All the characters in the book – real and invented – are convincingly described – Mila’s, especially, is rounded, complex and interesting; and the novel is a real thriller. Most readers will not be interested in, or bothered by, the differences between fact and fiction.
I had been impressed last year by Quinn’s WWII novel, ‘The Rose Code’ and how well she had blended real life events and historical figures into the narrative.
In ‘The Diamond Eye’ she focuses her story around the life of Mila Pavlichenko, an aspiring historian who in 1937 was living in Kyiv (Kiev), Soviet Union. Her life revolves around her academic work and her young son until Hitler’s invasion of Russia changes everything.
Mila had already acquired an Advanced Marksman Certificate before the invasion. She quickly signs up and is assigned to an elite sniper unit. There her gifts are honed to perfection. She gains a reputation and acquires the name Lady Death.
In 1942 Mila is selected to be part of a Soviet delegation to the USA. Their mission is to convince President Roosevelt to commit resources to the war in Europe and specifically to the Soviet Union. Mila is perceived as an oddity though finds an unexpected ally in First Lady Eleanor Roosevelt. Yet she is unaware that she is being closely observed by a man only identified to us as the Marksman. He appears to have nefarious plans.
Quinn moves between Mila’s harrowing experiences on the Eastern Front and her being feted around the United States. On occasion there are Notes by the First Lady as well as brief extracts from Mila’s official and unofficial memoirs.
I found Mila an accessible protagonist and especially appreciated her frustration at the way she was treated in the States: “I wish they’d stop calling me the girl sniper,” the marksman heard her mutter in Russian … “Only in America can you be a soldier and twenty-six, and still be a girl.”
Quinn’s Author’s Note provides details of how she first encountered Mila Pavlichenko when researching an earlier novel and felt that her extraordinary life story warranted its own novel.
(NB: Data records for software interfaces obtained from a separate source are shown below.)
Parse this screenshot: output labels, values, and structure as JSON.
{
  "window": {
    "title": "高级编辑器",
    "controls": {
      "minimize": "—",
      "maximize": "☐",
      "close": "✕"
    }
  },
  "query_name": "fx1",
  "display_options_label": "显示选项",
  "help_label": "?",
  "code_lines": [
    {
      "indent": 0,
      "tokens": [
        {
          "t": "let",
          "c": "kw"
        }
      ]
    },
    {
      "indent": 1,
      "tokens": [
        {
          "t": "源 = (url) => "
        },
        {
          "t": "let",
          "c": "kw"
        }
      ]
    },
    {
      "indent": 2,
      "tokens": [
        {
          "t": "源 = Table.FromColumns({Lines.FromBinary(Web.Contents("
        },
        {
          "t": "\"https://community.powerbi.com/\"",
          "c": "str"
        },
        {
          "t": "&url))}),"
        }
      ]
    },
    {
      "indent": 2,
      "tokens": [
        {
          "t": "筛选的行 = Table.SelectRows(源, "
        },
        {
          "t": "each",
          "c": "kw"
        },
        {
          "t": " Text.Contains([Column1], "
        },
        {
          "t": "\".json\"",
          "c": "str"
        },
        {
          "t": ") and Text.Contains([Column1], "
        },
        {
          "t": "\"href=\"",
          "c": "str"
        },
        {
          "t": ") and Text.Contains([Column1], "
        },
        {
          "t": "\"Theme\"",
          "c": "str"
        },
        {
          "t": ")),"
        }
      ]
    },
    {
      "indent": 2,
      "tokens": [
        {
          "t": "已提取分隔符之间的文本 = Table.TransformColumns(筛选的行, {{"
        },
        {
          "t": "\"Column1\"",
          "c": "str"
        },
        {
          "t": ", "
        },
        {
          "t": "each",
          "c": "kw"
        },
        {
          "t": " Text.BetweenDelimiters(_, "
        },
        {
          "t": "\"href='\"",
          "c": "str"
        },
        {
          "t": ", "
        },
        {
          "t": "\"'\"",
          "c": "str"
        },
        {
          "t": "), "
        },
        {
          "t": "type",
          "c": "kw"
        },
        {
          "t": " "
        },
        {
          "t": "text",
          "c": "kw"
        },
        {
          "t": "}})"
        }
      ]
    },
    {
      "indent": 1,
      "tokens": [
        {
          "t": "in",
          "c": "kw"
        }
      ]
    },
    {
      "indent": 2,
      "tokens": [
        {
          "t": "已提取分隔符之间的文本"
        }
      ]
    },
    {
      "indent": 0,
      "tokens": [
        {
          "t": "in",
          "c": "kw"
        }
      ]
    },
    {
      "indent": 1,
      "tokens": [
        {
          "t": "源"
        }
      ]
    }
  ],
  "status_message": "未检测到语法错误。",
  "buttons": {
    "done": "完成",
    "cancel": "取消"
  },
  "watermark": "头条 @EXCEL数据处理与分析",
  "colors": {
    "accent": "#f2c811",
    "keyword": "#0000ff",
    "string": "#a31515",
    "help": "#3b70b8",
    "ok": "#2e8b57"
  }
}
Quinn includes a bibliography, internet resources, and even film references. There is also a section of historical photographs.
Overall, I found this an excellent work of historical fiction with elements of a political thriller woven into the story. It’s climax certainly proved nail-biting.